Interface dataset entries:
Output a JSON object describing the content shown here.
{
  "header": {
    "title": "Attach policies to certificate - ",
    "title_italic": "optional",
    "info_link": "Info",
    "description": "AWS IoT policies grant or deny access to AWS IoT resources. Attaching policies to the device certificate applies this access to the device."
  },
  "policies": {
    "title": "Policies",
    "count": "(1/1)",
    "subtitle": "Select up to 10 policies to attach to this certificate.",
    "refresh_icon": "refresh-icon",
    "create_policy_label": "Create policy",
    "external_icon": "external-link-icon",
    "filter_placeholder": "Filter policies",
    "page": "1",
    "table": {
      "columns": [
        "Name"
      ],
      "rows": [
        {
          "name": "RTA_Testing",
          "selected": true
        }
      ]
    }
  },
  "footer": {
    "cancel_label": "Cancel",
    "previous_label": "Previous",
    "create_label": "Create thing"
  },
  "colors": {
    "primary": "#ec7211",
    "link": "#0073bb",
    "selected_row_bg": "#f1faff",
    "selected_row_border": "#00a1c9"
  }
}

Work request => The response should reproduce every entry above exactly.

Reply to the task =>
Output a JSON object describing the content shown here.
{
  "header": {
    "title": "Attach policies to certificate - ",
    "title_italic": "optional",
    "info_link": "Info",
    "description": "AWS IoT policies grant or deny access to AWS IoT resources. Attaching policies to the device certificate applies this access to the device."
  },
  "policies": {
    "title": "Policies",
    "count": "(1/1)",
    "subtitle": "Select up to 10 policies to attach to this certificate.",
    "refresh_icon": "refresh-icon",
    "create_policy_label": "Create policy",
    "external_icon": "external-link-icon",
    "filter_placeholder": "Filter policies",
    "page": "1",
    "table": {
      "columns": [
        "Name"
      ],
      "rows": [
        {
          "name": "RTA_Testing",
          "selected": true
        }
      ]
    }
  },
  "footer": {
    "cancel_label": "Cancel",
    "previous_label": "Previous",
    "create_label": "Create thing"
  },
  "colors": {
    "primary": "#ec7211",
    "link": "#0073bb",
    "selected_row_bg": "#f1faff",
    "selected_row_border": "#00a1c9"
  }
}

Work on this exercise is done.